I was loath to use the words "real change," because, in my view, that term has been sullied. But as a political engaged citizen, I think it's time that I reclaimed those words. The student lending crisis is not being solved, and that's why we must insist that our public servants turn their attention to our needs. Real change should no be out of reach for us.
Furthermore, if there are any countries that may be considering adopting the way in which the U.S. funds students who pursue higher education, it is my hope that this entire paper, " The Plight of Current Borrowers: An Appeal For Immediate Relief," will serve as a cautionary tale.
Currently the U.S. faces grave problems. The entire structure and stability of the country, in my view, is enormously vulnerable. It is out of balance, thanks to thirty plus years of excessive deregulation, which allowed for the growth of a despicable type of corporatocracy. The result of this deregulation enabled U.S. agencies to lay with the very groups they should have been policing. Instead of maintaining boundaries and enforcing policies that would protect U.S. citizens, their behavior gave way to the most despicable forms of cronyism and nepotism. (Former employees, for instance, of Sallie Mae have burrowed themselves into the U.S. Department of Education, and it is certain that these individuals are not there to help student debtors). There is reason for why people despise government in the U.S., for it has turned a blind eye on it citizens for decades. But that does not mean that government is by nature corrupt and wicked. If there is a way to solve this issue within a specific agency, it is that which belongs to things pertaining to the funding of higher education, and what role the U.S. Government ought to be playing.
One reader recently told me that education and the cause for which I'm fighting is really nothing compared to the larger global issues that the U.S. is facing now. But I beg to differ.
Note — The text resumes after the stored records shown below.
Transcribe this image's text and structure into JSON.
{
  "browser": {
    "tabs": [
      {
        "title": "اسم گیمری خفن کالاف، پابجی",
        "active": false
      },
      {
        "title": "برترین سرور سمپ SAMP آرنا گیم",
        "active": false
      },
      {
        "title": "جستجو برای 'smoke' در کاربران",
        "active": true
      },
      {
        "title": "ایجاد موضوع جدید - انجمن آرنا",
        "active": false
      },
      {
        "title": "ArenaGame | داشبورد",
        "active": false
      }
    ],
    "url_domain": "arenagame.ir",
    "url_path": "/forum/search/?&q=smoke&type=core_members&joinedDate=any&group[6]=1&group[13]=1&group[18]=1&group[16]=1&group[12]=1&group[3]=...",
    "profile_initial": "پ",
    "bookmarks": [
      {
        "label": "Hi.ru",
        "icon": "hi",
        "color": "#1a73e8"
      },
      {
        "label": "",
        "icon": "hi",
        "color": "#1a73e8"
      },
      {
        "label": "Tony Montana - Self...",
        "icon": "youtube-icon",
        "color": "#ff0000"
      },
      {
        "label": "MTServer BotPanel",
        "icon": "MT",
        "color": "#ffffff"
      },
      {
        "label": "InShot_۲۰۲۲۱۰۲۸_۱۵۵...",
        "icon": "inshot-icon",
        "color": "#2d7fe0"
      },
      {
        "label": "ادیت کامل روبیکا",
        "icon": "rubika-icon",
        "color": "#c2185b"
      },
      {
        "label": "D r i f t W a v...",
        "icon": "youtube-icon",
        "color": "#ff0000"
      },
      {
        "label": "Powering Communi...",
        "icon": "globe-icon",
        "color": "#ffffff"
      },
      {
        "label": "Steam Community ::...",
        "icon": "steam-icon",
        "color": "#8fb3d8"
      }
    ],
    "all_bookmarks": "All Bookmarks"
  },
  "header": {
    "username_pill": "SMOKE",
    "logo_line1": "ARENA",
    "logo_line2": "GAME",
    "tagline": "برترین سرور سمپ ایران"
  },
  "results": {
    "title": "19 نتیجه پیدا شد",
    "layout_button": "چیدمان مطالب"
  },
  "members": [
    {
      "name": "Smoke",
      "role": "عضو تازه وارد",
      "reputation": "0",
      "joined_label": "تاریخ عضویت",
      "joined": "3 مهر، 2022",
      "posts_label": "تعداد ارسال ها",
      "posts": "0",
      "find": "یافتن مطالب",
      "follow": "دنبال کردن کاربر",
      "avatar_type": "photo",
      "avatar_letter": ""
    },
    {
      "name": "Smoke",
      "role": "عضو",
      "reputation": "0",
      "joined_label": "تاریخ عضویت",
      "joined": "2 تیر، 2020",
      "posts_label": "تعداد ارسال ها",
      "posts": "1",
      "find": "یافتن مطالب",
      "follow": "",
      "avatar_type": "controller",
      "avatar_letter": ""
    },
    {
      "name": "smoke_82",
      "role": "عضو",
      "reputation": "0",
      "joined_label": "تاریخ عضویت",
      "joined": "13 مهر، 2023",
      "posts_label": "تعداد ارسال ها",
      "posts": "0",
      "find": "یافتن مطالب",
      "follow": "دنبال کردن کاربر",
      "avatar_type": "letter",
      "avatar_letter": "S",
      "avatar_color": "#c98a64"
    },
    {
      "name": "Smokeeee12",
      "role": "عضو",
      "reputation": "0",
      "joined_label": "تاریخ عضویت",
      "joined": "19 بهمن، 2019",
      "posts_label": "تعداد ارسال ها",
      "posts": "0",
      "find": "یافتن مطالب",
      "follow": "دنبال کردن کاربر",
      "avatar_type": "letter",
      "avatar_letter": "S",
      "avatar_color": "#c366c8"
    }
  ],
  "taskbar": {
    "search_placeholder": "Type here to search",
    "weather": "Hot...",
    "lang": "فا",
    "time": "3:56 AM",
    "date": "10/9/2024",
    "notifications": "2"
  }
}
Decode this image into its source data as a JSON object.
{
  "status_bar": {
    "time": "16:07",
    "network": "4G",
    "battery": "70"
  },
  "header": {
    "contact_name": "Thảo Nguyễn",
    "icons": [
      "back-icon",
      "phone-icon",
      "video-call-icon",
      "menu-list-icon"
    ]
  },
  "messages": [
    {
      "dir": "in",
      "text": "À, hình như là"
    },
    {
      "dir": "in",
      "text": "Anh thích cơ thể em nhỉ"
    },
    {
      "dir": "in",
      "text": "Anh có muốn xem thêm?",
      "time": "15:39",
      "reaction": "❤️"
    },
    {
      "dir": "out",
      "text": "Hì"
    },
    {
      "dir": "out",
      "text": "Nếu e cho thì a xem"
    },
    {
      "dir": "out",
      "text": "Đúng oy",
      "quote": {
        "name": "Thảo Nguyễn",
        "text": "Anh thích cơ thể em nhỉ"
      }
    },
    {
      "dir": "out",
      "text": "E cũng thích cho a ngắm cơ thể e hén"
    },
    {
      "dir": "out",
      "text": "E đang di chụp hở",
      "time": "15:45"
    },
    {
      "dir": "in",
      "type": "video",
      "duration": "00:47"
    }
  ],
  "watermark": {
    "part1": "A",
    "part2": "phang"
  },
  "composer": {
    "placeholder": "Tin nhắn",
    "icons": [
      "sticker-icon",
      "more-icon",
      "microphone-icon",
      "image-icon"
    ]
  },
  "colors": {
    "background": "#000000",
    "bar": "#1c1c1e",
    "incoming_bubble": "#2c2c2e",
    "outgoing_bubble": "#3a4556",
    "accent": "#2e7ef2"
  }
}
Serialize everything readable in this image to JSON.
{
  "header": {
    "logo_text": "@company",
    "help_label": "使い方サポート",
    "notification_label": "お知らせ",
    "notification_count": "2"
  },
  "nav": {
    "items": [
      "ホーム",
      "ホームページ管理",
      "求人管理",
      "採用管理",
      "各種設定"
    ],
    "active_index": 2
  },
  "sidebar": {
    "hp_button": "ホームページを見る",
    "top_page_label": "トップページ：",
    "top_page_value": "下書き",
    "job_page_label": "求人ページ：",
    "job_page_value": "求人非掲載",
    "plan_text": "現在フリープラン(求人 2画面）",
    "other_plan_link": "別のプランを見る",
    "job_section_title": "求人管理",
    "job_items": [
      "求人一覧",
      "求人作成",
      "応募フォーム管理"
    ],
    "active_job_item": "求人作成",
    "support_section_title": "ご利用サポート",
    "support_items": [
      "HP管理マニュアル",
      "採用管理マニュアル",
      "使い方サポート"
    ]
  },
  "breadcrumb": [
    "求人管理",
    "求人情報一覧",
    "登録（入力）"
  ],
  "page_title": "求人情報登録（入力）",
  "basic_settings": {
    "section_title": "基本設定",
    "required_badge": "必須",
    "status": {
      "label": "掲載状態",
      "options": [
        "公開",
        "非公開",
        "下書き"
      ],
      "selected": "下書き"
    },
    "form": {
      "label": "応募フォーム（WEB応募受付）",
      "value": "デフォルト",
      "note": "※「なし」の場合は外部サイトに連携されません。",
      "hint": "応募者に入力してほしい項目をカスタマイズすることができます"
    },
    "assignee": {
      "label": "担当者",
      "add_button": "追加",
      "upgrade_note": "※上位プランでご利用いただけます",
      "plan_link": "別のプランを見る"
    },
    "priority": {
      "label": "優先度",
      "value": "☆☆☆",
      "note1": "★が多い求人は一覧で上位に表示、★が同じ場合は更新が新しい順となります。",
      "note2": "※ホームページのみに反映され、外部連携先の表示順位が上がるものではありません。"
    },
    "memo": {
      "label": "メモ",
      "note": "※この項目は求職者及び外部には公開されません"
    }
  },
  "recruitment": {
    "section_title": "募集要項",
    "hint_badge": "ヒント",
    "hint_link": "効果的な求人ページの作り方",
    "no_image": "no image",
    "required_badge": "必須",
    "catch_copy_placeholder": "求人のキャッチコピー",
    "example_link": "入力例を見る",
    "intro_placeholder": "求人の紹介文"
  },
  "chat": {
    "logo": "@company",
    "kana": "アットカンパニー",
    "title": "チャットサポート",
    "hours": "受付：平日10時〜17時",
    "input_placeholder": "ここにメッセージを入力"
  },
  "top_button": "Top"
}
I rarely if ever discuss my own personal struggles as a student debtor. However, the time has come for me to share. After all, so many of you have opened up to me. In so doing, you've invited me into your world of secrets, telling me the most intimate aspects of your everyday life struggles vis-a-vis the student lending crisis. And so it is my turn.
I write this entry as an expat who longs to one day return and work for others in my own country. As I've said before, it is a privilege and an honor to be teaching in the R.O.K. However, I'd much rather be carrying out good deeds and fulfilling my civic duty in the U.S.A. But at this juncture, my own country has made it impossible for me - and millions of others - to earn a decent wage and live a decent life. Neither my readers nor I feel entitled to enormous creature comforts (we've all been unjustly accused of that on hundreds and hundreds of walls about student loan debt). We are only asking for a fair chance, and hoping that our voices will be heard inside the beltway.
I long to be home! Oh, how I long to be home!
However, at this point I may never return, the reasons for which pertain to my personal finances and my political fury. As for finding a real career in my country, I searched exhaustively for one that would allow me to:
(a) flourish intellectually;
(b) put my degrees - especially my training in the social sciences- to work;
(c) continue building on years of professional experience;
(c) help others;
(d) and help contribute to building a better, more just U.S. society.
Like so many other educated professionals, I finally gave up. It is degrading and depressing (as one of my colleagues said last night to me) to search for a job and end up getting no where, and it's not easy sharing that truth with all of you. I recall how the days would pass with the phone never ringing. It was infuriating, that silence. I remember how I sent out specifically tailored cover letters and resumes, all of which - save for a few - were left unanswered. I did have some interviews. But these potential employers were quick to let me know that I was one of 10 candidates. Even when I made it to the second round of interviews, there would be 5 of us at that point. These interviews were grueling, because there were so many additional steps. When I was finally offered a job in Korea, I was in shock with how quickly that offer was extended to me. In the States, I had to write pieces, go for second interviews, etc., etc., etc. I grew tired of jumping through so many hoops. I began to wonder: what's wrong with me? Haven't I done everything right? I have all these degrees, all this professional experience, so what am I lacking? (Incidentally, there is a great blog called "But I Did Everything Right!" and it discusses these issues in the field of law).
My story does not have a tragic ending (for some debtors that's not the case). However, I did have to make the most difficult decision in my life - leave my country for a job abroad. I sold almost all of my belongings, left my cat behind with lovely people, and headed for work in Korea. Here, I have discovered an entire community of student loan debt refugees. That is both comforting and unnerving.
Stay tuned for the final installment of my paper.